At lunchtime, carefully decant the hot stock into a bowl, then add the noodles, chicken, spring onions and herbs. Lastly, using scissors, snip the chilli into the bowl, and squeeze the the remaining quarter of lime juice generously. A squirt of chilli sauce can be nice.
Roasted red peppers with anchovy & tomato
(Serves 1 hungry person)
2 red peppers
1 garlic clove, sliced
16 cherry tomatoes
Olive oil, for drizzling
Preheat the oven to 180C/Gas Mark 4. Slice the peppers in half, down the middle of the stalk. Remove the seeds and white flesh.

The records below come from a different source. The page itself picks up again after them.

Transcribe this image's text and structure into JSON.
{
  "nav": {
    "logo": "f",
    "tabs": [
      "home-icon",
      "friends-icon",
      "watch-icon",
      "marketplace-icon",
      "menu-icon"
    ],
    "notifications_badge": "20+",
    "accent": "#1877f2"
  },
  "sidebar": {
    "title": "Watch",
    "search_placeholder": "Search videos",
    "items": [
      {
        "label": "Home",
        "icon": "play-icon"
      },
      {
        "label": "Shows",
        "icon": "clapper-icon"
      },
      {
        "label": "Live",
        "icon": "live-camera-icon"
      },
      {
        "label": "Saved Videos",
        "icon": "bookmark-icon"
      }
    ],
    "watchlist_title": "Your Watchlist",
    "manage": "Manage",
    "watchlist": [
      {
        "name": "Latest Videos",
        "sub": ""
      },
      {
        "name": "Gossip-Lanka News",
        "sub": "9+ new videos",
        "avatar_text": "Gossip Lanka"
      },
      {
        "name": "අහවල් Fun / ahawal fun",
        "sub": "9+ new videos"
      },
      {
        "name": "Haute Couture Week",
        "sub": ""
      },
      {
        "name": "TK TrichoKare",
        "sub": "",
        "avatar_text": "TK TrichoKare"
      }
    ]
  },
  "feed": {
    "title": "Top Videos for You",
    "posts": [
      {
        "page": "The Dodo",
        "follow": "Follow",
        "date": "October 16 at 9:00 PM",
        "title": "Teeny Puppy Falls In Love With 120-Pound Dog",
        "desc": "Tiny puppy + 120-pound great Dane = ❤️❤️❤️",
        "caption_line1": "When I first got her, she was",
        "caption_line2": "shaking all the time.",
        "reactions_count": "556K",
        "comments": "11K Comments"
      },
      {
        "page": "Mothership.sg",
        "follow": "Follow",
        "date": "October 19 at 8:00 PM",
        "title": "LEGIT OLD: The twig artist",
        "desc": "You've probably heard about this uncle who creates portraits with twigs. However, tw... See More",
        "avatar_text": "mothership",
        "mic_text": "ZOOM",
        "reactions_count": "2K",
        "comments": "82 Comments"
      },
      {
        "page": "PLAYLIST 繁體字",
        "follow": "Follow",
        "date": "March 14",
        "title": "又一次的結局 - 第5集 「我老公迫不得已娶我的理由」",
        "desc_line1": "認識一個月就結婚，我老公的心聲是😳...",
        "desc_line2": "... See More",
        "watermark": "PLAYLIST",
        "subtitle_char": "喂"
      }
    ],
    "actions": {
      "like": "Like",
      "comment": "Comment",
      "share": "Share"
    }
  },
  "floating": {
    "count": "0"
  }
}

Lay the peppers cup side up on a baking tray and stuff with the cherry tomatoes (four should fit perfectly in each pepper half), anchovies and sliced garlic.
Drizzle with olive oil and roast for 30 minutes. The peppers will fill with a delicious juice when cooking: take care not to let this escape when packing into your lunch receptacle. Good served with bread or couscous to soak up the juices.
Three of the best
:: Quirky Stem Citrus Sprayer, £5.95, www.prezzybox.com
Turn citrus fruit into a spray with this handy little device, which has serrated teeth for simple insertion into fruit. Great for using over fish, on pancakes, or in any dish that needs a zesty citrus squeeze.
:: FoodSaver Vacuum Sealer, RRP £119.99, Amazon
As the name suggests, this gadget vacuum seals food, taking all the air out, to keep it fresh up to five times longer - so you can cook a big healthy meal, seal into portions and eat well for days.
:: Russell Hobbs Desire Slice And Go, RRP £44.99, Tesco, Wilkinsons and www.uk.russellhobbs.com
A 'shred-it, grate-it, slice-it, chop-it' device with stainless steel slicing and shredding attachments, a slicing disk, coarse shredding disk and a direct serving spout.
:: The Little Book of Lunch by Caroline Craig and Sophie Missing is published by Square Peg, £15. Available now.